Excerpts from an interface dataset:
[Start of Attachment]

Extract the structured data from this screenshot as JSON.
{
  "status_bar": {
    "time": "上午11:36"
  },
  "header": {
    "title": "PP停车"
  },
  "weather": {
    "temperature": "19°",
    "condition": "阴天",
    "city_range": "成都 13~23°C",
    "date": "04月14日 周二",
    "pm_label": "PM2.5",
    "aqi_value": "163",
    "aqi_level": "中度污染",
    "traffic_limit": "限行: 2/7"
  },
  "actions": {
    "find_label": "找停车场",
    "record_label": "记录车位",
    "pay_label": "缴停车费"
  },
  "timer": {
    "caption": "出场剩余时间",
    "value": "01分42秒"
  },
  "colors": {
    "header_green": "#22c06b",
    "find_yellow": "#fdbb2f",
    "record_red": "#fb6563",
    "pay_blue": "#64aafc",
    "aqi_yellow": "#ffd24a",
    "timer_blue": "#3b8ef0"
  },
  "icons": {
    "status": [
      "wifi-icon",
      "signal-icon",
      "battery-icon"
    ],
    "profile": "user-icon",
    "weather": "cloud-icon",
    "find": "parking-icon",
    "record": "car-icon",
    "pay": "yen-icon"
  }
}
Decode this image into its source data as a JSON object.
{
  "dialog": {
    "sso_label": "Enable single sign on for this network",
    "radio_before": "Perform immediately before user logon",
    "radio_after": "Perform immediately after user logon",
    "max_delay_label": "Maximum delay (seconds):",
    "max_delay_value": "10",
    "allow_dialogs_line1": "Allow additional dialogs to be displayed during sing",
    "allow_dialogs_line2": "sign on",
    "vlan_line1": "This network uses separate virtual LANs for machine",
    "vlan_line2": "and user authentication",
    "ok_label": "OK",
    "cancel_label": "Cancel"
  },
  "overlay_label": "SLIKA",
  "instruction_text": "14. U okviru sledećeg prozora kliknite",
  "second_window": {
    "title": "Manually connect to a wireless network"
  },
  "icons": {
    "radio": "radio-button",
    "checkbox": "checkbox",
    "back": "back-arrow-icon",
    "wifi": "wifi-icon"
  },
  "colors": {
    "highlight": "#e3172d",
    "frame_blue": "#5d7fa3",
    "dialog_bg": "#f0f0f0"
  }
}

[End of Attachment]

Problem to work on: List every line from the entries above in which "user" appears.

Solution to this exercise:
    "profile": "user-icon",
    "radio_before": "Perform immediately before user logon",
    "radio_after": "Perform immediately after user logon",
    "vlan_line2": "and user authentication",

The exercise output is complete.